] reported better results with the use of a palmaris longus graft. Finally, in patients with a reconstruction of the annular ligament, transcapitellar fixation with heavy Kirschner wire may provide additional stability and decrease the risk of radial head re-dislocation [6
], despite Delpont [14
] considering it to be contraindicated. In our study, radiocapitellar fixation was performed in all patients with annular ligament repair or reconstruction.
For the clinical evaluation of elbow function, we used the Mayo Elbow Performance Index (MEPI), although Kim’s elbow performance score, the Oxford elbow score and modified DASH could be used for the same purpose [9
]. The MEPI results of our patients are comparable to reports of Nakamura, Delpont and Datta [12
], who used the same score for the assessment of elbow function in their studies.
Our study has many limitations. First, as with all retrospective studies, it suffers from data inconsistency. Second, the number of patients is small, only 13 patients, to draw strong conclusions, but most published studies have a similar disadvantage. Only two published studies have reported larger groups of patients [31

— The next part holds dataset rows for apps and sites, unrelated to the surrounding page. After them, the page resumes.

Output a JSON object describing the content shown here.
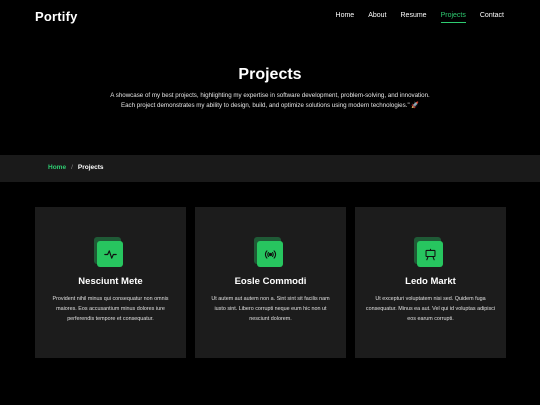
{
  "header": {
    "logo": "Portify",
    "nav": [
      {
        "label": "Home",
        "active": false
      },
      {
        "label": "About",
        "active": false
      },
      {
        "label": "Resume",
        "active": false
      },
      {
        "label": "Projects",
        "active": true
      },
      {
        "label": "Contact",
        "active": false
      }
    ]
  },
  "hero": {
    "title": "Projects",
    "description": "A showcase of my best projects, highlighting my expertise in software development, problem-solving, and innovation. Each project demonstrates my ability to design, build, and optimize solutions using modern technologies.\" 🚀"
  },
  "breadcrumb": {
    "home": "Home",
    "separator": "/",
    "current": "Projects"
  },
  "cards": [
    {
      "icon": "activity-icon",
      "title": "Nesciunt Mete",
      "description": "Provident nihil minus qui consequatur non omnis maiores. Eos accusantium minus dolores iure perferendis tempore et consequatur."
    },
    {
      "icon": "broadcast-icon",
      "title": "Eosle Commodi",
      "description": "Ut autem aut autem non a. Sint sint sit facilis nam iusto sint. Libero corrupti neque eum hic non ut nesciunt dolorem."
    },
    {
      "icon": "easel-icon",
      "title": "Ledo Markt",
      "description": "Ut excepturi voluptatem nisi sed. Quidem fuga consequatur. Minus ea aut. Vel qui id voluptas adipisci eos earum corrupti."
    }
  ],
  "colors": {
    "accent": "#27c55f",
    "background": "#000000",
    "card": "#1c1c1c",
    "bar": "#1a1a1a"
  }
}
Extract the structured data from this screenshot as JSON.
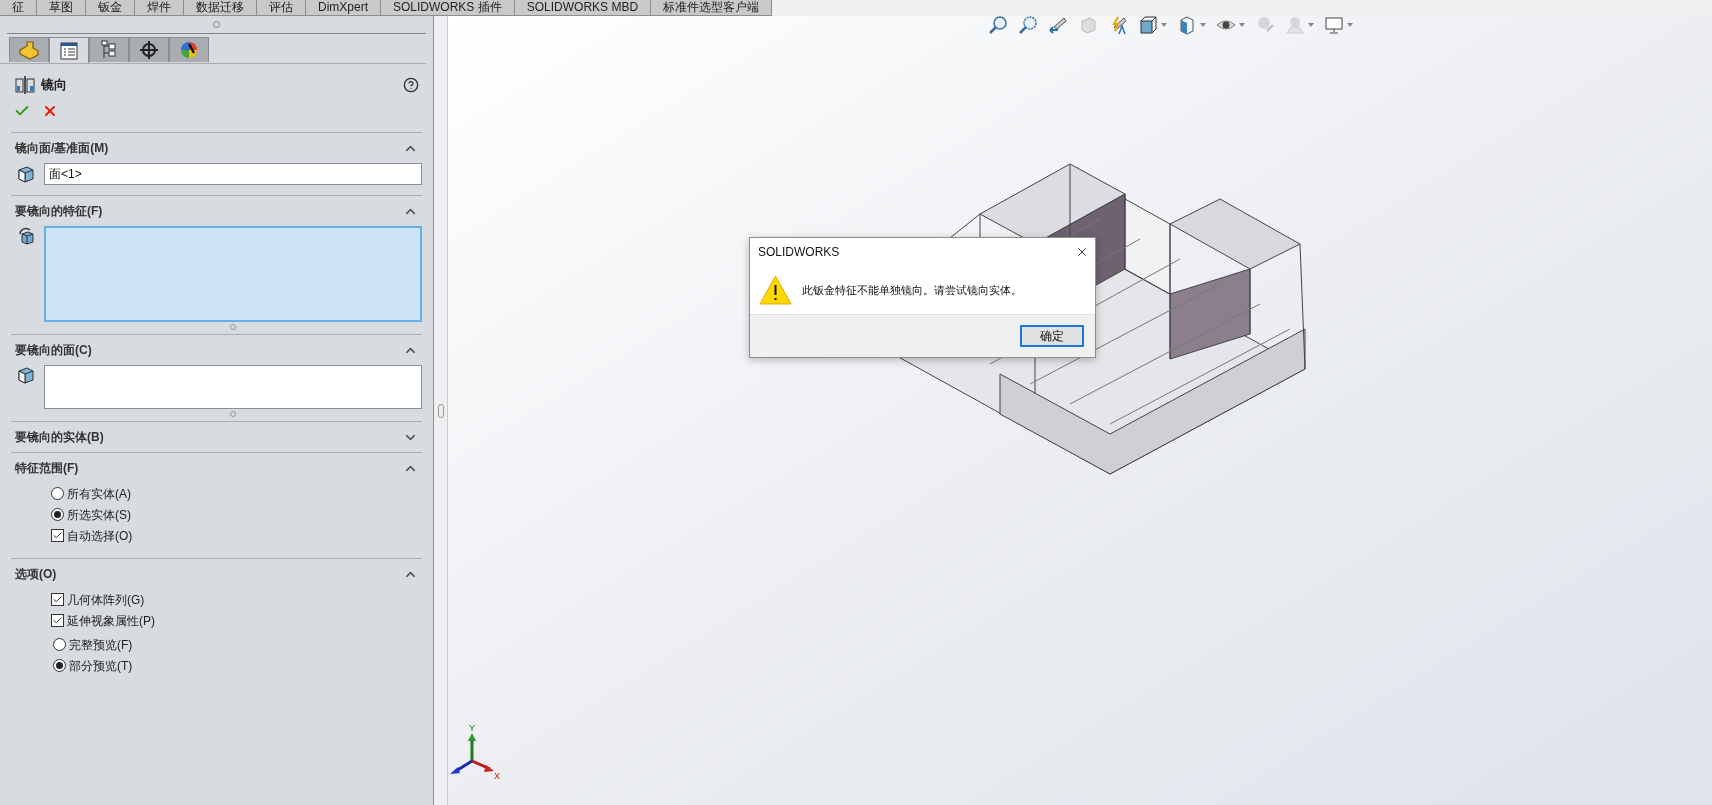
{
  "command_tabs": [
    {
      "label": "征"
    },
    {
      "label": "草图"
    },
    {
      "label": "钣金"
    },
    {
      "label": "焊件"
    },
    {
      "label": "数据迁移"
    },
    {
      "label": "评估"
    },
    {
      "label": "DimXpert"
    },
    {
      "label": "SOLIDWORKS 插件"
    },
    {
      "label": "SOLIDWORKS MBD"
    },
    {
      "label": "标准件选型客户端"
    }
  ],
  "panel_tabs": [
    {
      "selected": false
    },
    {
      "selected": true
    },
    {
      "selected": false
    },
    {
      "selected": false
    },
    {
      "selected": false
    }
  ],
  "property_manager": {
    "title": "镜向",
    "sections": [
      {
        "kind": "field",
        "title": "镜向面/基准面(M)",
        "expanded": true,
        "value": "面<1>"
      },
      {
        "kind": "list",
        "title": "要镜向的特征(F)",
        "expanded": true,
        "active": true
      },
      {
        "kind": "list",
        "title": "要镜向的面(C)",
        "expanded": true,
        "active": false
      },
      {
        "kind": "list",
        "title": "要镜向的实体(B)",
        "expanded": false
      },
      {
        "kind": "options",
        "title": "特征范围(F)",
        "expanded": true,
        "options": [
          {
            "kind": "radio",
            "label": "所有实体(A)",
            "checked": false
          },
          {
            "kind": "radio",
            "label": "所选实体(S)",
            "checked": true
          },
          {
            "kind": "checkbox",
            "label": "自动选择(O)",
            "checked": true
          }
        ]
      },
      {
        "kind": "options",
        "title": "选项(O)",
        "expanded": true,
        "options": [
          {
            "kind": "checkbox",
            "label": "几何体阵列(G)",
            "checked": true
          },
          {
            "kind": "checkbox",
            "label": "延伸视象属性(P)",
            "checked": true
          },
          {
            "kind": "radio",
            "label": "完整预览(F)",
            "checked": false
          },
          {
            "kind": "radio",
            "label": "部分预览(T)",
            "checked": true
          }
        ]
      }
    ]
  },
  "dialog": {
    "title": "SOLIDWORKS",
    "message": "此钣金特征不能单独镜向。请尝试镜向实体。",
    "button": "确定"
  },
  "axes": {
    "x": "X",
    "y": "Y"
  }
}
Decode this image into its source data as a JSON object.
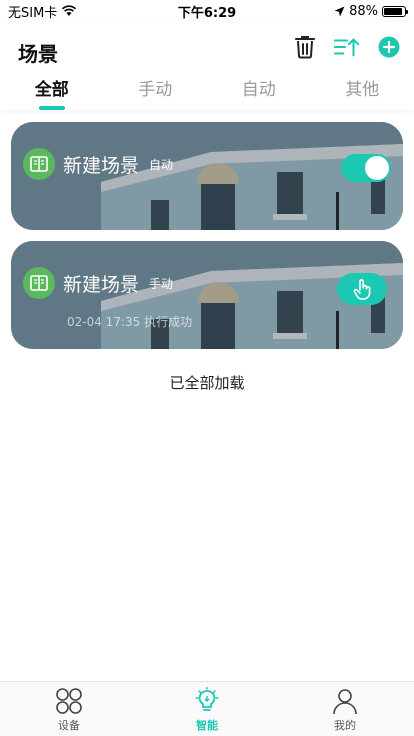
{
  "status_bar": {
    "carrier": "无SIM卡",
    "time": "下午6:29",
    "battery": "88%",
    "battery_level": 0.88
  },
  "header": {
    "title": "场景"
  },
  "tabs": [
    {
      "label": "全部",
      "active": true
    },
    {
      "label": "手动",
      "active": false
    },
    {
      "label": "自动",
      "active": false
    },
    {
      "label": "其他",
      "active": false
    }
  ],
  "scenes": [
    {
      "name": "新建场景",
      "mode": "自动",
      "enabled": true
    },
    {
      "name": "新建场景",
      "mode": "手动",
      "status": "02-04 17:35 执行成功"
    }
  ],
  "list": {
    "load_status": "已全部加载"
  },
  "bottom_nav": [
    {
      "label": "设备",
      "icon": "device-grid-icon"
    },
    {
      "label": "智能",
      "icon": "lightbulb-icon",
      "active": true
    },
    {
      "label": "我的",
      "icon": "person-icon"
    }
  ],
  "colors": {
    "accent": "#1cc8b2",
    "scene_icon": "#5bb85c"
  }
}
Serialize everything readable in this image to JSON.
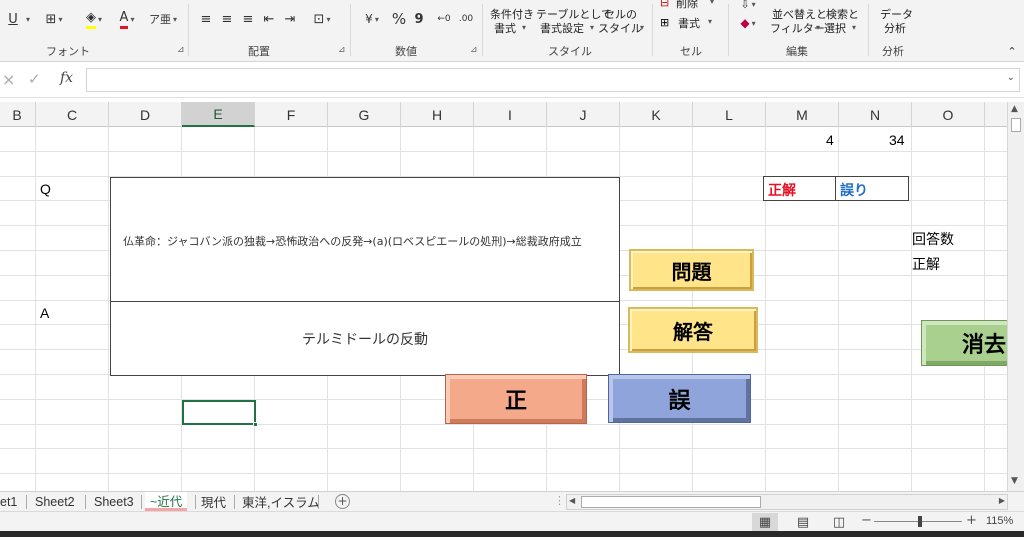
{
  "ribbon": {
    "font_group_label": "フォント",
    "align_group_label": "配置",
    "number_group_label": "数値",
    "styles_group_label": "スタイル",
    "cells_group_label": "セル",
    "edit_group_label": "編集",
    "analysis_group_label": "分析",
    "percent_symbol": "%",
    "comma_symbol": "9",
    "cond_format_line1": "条件付き",
    "cond_format_line2": "書式",
    "format_table_line1": "テーブルとして",
    "format_table_line2": "書式設定",
    "cell_style_line1": "セルの",
    "cell_style_line2": "スタイル",
    "delete_label": "削除",
    "format_label": "書式",
    "sort_line1": "並べ替えと",
    "sort_line2": "フィルター",
    "find_line1": "検索と",
    "find_line2": "選択",
    "data_analysis_line1": "データ",
    "data_analysis_line2": "分析",
    "underline_glyph": "U",
    "font_color_glyph": "A"
  },
  "formula_bar": {
    "fx_label": "fx",
    "cancel_glyph": "×",
    "enter_glyph": "✓",
    "formula_value": ""
  },
  "columns": [
    "B",
    "C",
    "D",
    "E",
    "F",
    "G",
    "H",
    "I",
    "J",
    "K",
    "L",
    "M",
    "N",
    "O"
  ],
  "cells": {
    "m1": "4",
    "n1": "34",
    "c_q": "Q",
    "c_a": "A",
    "m_correct_header": "正解",
    "n_wrong_header": "誤り",
    "o_answers_label": "回答数",
    "o_correct_label": "正解"
  },
  "question_box": {
    "text": "仏革命：ジャコバン派の独裁→恐怖政治への反発→(a)(ロベスピエールの処刑)→総裁政府成立"
  },
  "answer_box": {
    "text": "テルミドールの反動"
  },
  "buttons": {
    "question": "問題",
    "answer": "解答",
    "correct": "正",
    "wrong": "誤",
    "clear": "消去"
  },
  "colors": {
    "header_red": "#e81123",
    "header_blue": "#1f6fc5",
    "yellow_btn": "#ffe48a",
    "orange_btn": "#f4a98a",
    "blue_btn": "#8fa4db",
    "green_btn": "#a9d08e"
  },
  "sheet_tabs": [
    {
      "label": "et1"
    },
    {
      "label": "Sheet2"
    },
    {
      "label": "Sheet3"
    },
    {
      "label": "~近代"
    },
    {
      "label": "現代"
    },
    {
      "label": "東洋,イスラム"
    }
  ],
  "status": {
    "zoom": "115%"
  }
}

]. Third, there was a lack of data on the preoperative assessment of elbow function for some patients, so we were unable to compare the improvement in elbow function with operative correction. Fourth, patients had very different types of operations. Finally, only two of our patients reached skeletal maturity at the last follow-up. A well-designed, prospective multicenter study in the future is probably the best way to provide a sufficient number of patients and enable researchers to draw strong conclusions and treatment recommendations for this rare injury.